Guide, Mobility Scooters

Mobility Scooters & Road Usage

A large range of mobility scooters are road legal and can be driven on the road in the UK as long as they are registered with the DVLA and have met strict restrictions outlined by the Driver and Vehicle Licensing Agency (DVLA).

A road-legal mobility scooter or most commonly known as a Class 3 scooter (Class 3 invalid carriages) must meet strict requirements as outlined below.

  • Maximum weight capacity of 150kg (330lb)
  • Maximum width of 0.85 meters
  • An overall speed limit of up to 8mph
  • A device that would restrict the overall speed to 4mph
  • An efficient braking system
  • Clear front, red & side reflectors
  • A clear audible horn
  • Rear mirrors

Failing to complete with the above features could result in you being stopped by the county Police and a fine being issued. If your mobility scooter has any of the above features or you wish to ride it on the road even down to the local shop you must register it with the DVLA. In doing so you’ll also be required to complete the following.

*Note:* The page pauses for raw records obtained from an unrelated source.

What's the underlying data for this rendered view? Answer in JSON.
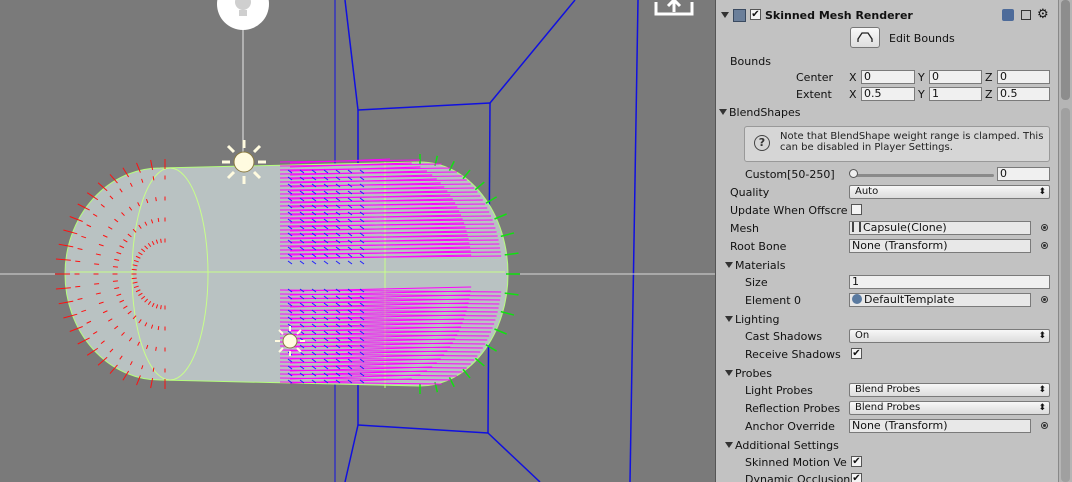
{
  "component": {
    "title": "Skinned Mesh Renderer",
    "edit_bounds_label": "Edit Bounds",
    "enabled": true
  },
  "bounds": {
    "label": "Bounds",
    "center": {
      "label": "Center",
      "x": "0",
      "y": "0",
      "z": "0"
    },
    "extent": {
      "label": "Extent",
      "x": "0.5",
      "y": "1",
      "z": "0.5"
    },
    "axis_x": "X",
    "axis_y": "Y",
    "axis_z": "Z"
  },
  "blendshapes": {
    "label": "BlendShapes",
    "help_text": "Note that BlendShape weight range is clamped. This can be disabled in Player Settings.",
    "custom_label": "Custom[50-250]",
    "custom_value": "0",
    "custom_level": 0
  },
  "quality": {
    "label": "Quality",
    "value": "Auto"
  },
  "update_offscreen": {
    "label": "Update When Offscre",
    "checked": false
  },
  "mesh": {
    "label": "Mesh",
    "value": "Capsule(Clone)"
  },
  "root_bone": {
    "label": "Root Bone",
    "value": "None (Transform)"
  },
  "materials": {
    "label": "Materials",
    "size_label": "Size",
    "size_value": "1",
    "element0_label": "Element 0",
    "element0_value": "DefaultTemplate"
  },
  "lighting": {
    "label": "Lighting",
    "cast_shadows_label": "Cast Shadows",
    "cast_shadows_value": "On",
    "receive_shadows_label": "Receive Shadows",
    "receive_shadows_checked": true
  },
  "probes": {
    "label": "Probes",
    "light_probes_label": "Light Probes",
    "light_probes_value": "Blend Probes",
    "reflection_probes_label": "Reflection Probes",
    "reflection_probes_value": "Blend Probes",
    "anchor_override_label": "Anchor Override",
    "anchor_override_value": "None (Transform)"
  },
  "additional": {
    "label": "Additional Settings",
    "skinned_motion_label": "Skinned Motion Ve",
    "dynamic_occlusion_label": "Dynamic Occlusion"
  },
  "icons": {
    "checkmark": "✔",
    "help": "?",
    "caret": "⬍"
  },
  "colors": {
    "normals": "#ff00ff",
    "tangents": "#ff0000",
    "binormals": "#00e000",
    "wire": "#0000ff"
  }
}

  • Tax
    • A tax disc will be required and must be displayed on your mobility scooter at all times. To do this you can complete a V55/4 form for a new vehicle, or V55/5 for a used vehicle. These forms can be obtained from the DVLA.
  • Vehicle Registration
    • You’ll need to complete a vehicle registration form which can only be posted back to the DVLA and not submitted online.

DVLA Address: DVLA, Swansea, SA99 1BE. You will need to include evidence of the vehicle's age.

There is no requirement in the UK currently to undertake any sort of additional training or driving test to be able to ride a mobility scooter on the road. All class 3 mobility drivers however must ensure they follow the highway code which includes.

  • Observing road signs and traffic lights and the overall conditions of the roads
  • Using the scooter's lights, directional indicators and horn when required.
  • Taking other road users and pedestrians into consideration when maneuvering and adhering to things such as pedestrian crossings
  • Generally, you should try and use your scooter on the pavement where at all possible

If you do plan to use the larger mobility scooters on the payments and pedestrian areas, follow the rules that other pavement users follow and be courteous to other pedestrians.

Depending on how far you’ll be planning on going in your mobility scooter it will be important to ensure you have the correct equipment fitted such as a horn that can alert users of your presence.

Ensure you’re being particularly vigilant of those with sight/hearing impairments, elderly or disabled people. They may not be aware you are there and therefore may not move out of your way.

A class3 mobility scooter (class 3 invalid carriage) is prohibited from travelling in the following:

  • Bus lanes
  • ‘Cycle only’ lanes.
  • Motorways
  • Dual carriageways with a speed limit of over 50mph (80kph).

All standard parking restrictions apply to mobility scooters and powered wheelchairs which you’ll need to adhere to, however, some county councils have specific rules and regulations in place for mobility scooter users.

Your mobility scooter, however, should never be left unattended in a pedestrian area or on a footpath if it gets in the way of other pedestrians, including wheelchair users and people with prams or pushchairs.

You as the owner must ensure your mobility scooter is maintained and kept in a roadworthy condition and is serviced regularly to keep elements such as brakes and batteries in a good condition.

Insurance, whilst not required by law, is highly recommended to cover any potential costs which might be incurred if you have an accident in your mobility scooter.

The specific requirements for using a mobility scooter are as follows;

  • You must be over the age of 14.
  • You have difficulty walking because of injury, physical impairment or a medical condition.
  • Those demonstrating the vehicle before a sale, training an impaired user or taking the device to or from maintenance or repair are also allowed to use them.

The Aspire2 showrooms have a wide range of mobility scooters available which our specialist team would be happy to show you around, including discussing how you can go through the process of registering your mobility scooter with the DVLA.

Common Questions:

Do I need to register my mobility scooter with the DVLA?

If your mobility scooter falls within the “Class 3” criteria you will be required to register your scooter with the DVLA. Aspire2 Mobility can help you register your scooter and ensure you legally meet all the requirements needed to become roadworthy.

Is it illegal to drive a mobility scooter on the road?

it is not illegal to drive a mobility scooter on the road if you have met the requirements outlined within this post, and you have informed the DVLA you plan to ride your scooter on the road.

Do you need number plates on a mobility scooter?

Upon registering your mobility scooter with the DVLA, you will be provided with a registration number. However, you are not required by law to display your number plate on your scooter.

What is the speed limit for a mobility scooter?

For your mobility scooter to remain road legal it must not be able to exceed 4mph (6 km/h) and to be able to register your scooter with the DVLA you’ll have to prove you have the correct restrictions in place.

Speak to an expert

The Aspire2 mobility team are always on hand to answer any potential questions you might have, and we’re always happy to give you advice and help on the best mobility scooter to match your requirements alongside choosing the right accessories to aid in any journeys you potentially might be taking.